When the National Urban Coalition was founded nearly 15 years ago, many of the country's urban residents had expressed their frustration and anger through rioting. Yesterday many of the guiding lights behind the coalition were saying that the hardship and resentments caused by the current recession have renewed the possibility of violence.

"There's no doubt in my mind the cities are in a worse state than in 1967," said M. Carl Holman, the coalition's president. "I have a feeling we are facing an explosive situation," said the Rev. Theodore Hesburgh, president of the University of Notre Dame. "There's no way it can't be, with 50 percent unemployment among minority youth. I don't want to make self-fulfilling prophecies, but if kids aren't working, they will be on the streets."

The coalition members and their honorees at the annual "Salute to the Cities" dinner at the Washington Hilton last night spent a somber day assessing the impact of the economy and federal policies on the cities and expressing nervousness about discussing the possibilities of riots during the summer. "It starts young people thinking maybe this is the only way to do it," said William Donald Schaefer, the mayor of Baltimore. "What makes me unhappy about it is that it says this country only cares about these people . . . if they are going to be destructive," said Holman.

After loud complaints about the length of last year's dinner, which lasted until midnight, the coalition reorganized the program, giving 18 awards before the filet mignon meal. The experiment went smoothly though the baskets of bread and the raw vegetable platters were demolished during the 1 1/2-hour ceremony.

Most of the awards went to those who had demonstrated their commitment long before the Reagan private-sector initiative, such as Avon Products Inc., and who had built up their neighborhoods long before the New Federalism, such as Washington's Thelma Rutherford, an activist now with the Gray Panthers.

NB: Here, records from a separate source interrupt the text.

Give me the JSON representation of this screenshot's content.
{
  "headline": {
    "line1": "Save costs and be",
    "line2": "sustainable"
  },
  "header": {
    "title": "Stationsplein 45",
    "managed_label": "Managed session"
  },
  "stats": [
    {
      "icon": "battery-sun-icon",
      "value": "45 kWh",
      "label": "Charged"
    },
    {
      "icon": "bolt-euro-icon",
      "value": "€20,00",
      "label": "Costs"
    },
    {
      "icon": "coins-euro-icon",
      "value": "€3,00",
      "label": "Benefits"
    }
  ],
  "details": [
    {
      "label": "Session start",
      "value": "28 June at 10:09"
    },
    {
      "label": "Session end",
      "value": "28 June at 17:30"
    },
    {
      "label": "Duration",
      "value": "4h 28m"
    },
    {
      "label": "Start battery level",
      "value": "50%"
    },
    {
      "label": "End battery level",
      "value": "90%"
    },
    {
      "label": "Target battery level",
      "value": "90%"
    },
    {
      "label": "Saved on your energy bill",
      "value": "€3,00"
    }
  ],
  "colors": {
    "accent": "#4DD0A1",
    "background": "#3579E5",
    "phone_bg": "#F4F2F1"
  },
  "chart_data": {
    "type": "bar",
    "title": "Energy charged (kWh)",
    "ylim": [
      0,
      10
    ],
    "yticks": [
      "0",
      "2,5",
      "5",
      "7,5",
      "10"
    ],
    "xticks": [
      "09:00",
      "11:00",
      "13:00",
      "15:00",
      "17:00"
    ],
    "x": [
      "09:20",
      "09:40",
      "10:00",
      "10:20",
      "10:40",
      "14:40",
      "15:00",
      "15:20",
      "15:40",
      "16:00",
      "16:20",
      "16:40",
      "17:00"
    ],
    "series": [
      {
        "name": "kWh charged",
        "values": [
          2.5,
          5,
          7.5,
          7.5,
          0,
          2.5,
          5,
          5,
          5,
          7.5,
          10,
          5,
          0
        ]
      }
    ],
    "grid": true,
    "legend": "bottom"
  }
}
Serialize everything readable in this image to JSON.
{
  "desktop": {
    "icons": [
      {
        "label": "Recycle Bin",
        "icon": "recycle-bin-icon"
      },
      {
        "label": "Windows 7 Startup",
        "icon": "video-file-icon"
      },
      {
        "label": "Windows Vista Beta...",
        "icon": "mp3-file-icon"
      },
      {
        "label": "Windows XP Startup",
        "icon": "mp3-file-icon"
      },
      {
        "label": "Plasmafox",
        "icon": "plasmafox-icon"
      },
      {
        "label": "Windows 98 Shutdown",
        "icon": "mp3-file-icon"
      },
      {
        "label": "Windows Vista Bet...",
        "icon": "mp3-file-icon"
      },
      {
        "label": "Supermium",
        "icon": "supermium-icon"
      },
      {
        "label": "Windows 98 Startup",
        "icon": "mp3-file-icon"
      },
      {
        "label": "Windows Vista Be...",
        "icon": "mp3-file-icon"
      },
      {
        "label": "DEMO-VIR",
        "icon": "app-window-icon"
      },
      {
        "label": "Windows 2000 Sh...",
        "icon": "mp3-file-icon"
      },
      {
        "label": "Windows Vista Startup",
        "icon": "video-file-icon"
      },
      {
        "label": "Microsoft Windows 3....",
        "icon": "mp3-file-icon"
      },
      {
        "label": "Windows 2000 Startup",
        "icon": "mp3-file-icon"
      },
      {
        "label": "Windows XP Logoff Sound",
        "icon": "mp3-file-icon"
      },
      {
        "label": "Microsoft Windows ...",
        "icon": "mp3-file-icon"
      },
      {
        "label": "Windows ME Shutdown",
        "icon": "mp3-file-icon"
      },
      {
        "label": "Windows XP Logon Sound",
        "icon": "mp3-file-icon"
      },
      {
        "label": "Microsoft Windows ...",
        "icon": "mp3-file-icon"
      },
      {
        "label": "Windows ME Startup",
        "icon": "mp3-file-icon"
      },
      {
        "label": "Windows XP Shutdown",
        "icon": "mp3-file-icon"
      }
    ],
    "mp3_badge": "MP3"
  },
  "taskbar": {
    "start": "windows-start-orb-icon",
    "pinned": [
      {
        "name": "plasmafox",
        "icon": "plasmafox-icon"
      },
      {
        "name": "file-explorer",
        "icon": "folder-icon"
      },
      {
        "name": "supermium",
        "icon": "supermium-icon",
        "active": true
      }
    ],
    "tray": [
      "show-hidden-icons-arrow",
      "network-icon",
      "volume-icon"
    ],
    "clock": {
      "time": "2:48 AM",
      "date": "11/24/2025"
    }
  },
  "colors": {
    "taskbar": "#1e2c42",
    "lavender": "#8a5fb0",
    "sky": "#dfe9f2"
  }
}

Robert McMillan, a vice president of Avon, oversees a $2 million foundation that last year, for example, awarded a scholarship to a Miami youth who lost a leg in that city's riots. "I gave a speech dealing with the New Reality, stressing improving volunteerism, doing in-house printing, refocusing grants. Our daily mail for requests is now up 100 percent over a year ago," said McMillan. Other award recipients included Schaefer; Hesburgh; Robert Pippitt, the senior vice president of Xerox; William Lucy, the international secretary-treasurer of the American Federation of State, County and Municipal Employees; attorney Vernon Jordan; Frank T. Judge Jr. of Ford Motor Co. and Norman E. Auerback of Coopers and Lybrand.

Quietly, said Washington Mayor Marion Barry, he has been pulling together a strategy for the summer. "Besides jobs from private and public sector, we are going to get feedback from the neighborhood and have groups of 50 or so people on the streets to be our eyes and ears," said Barry, who stopped at one table and received a champagne toast from a group of reelection supporters, who included Ronald Brown, an attorney and Sen. Edward Kennedy's former assistant campaign manager; Alexis Herman, former director of the Labor Department's Womens Bureau, and former assistant secretary of labor Ernest Green.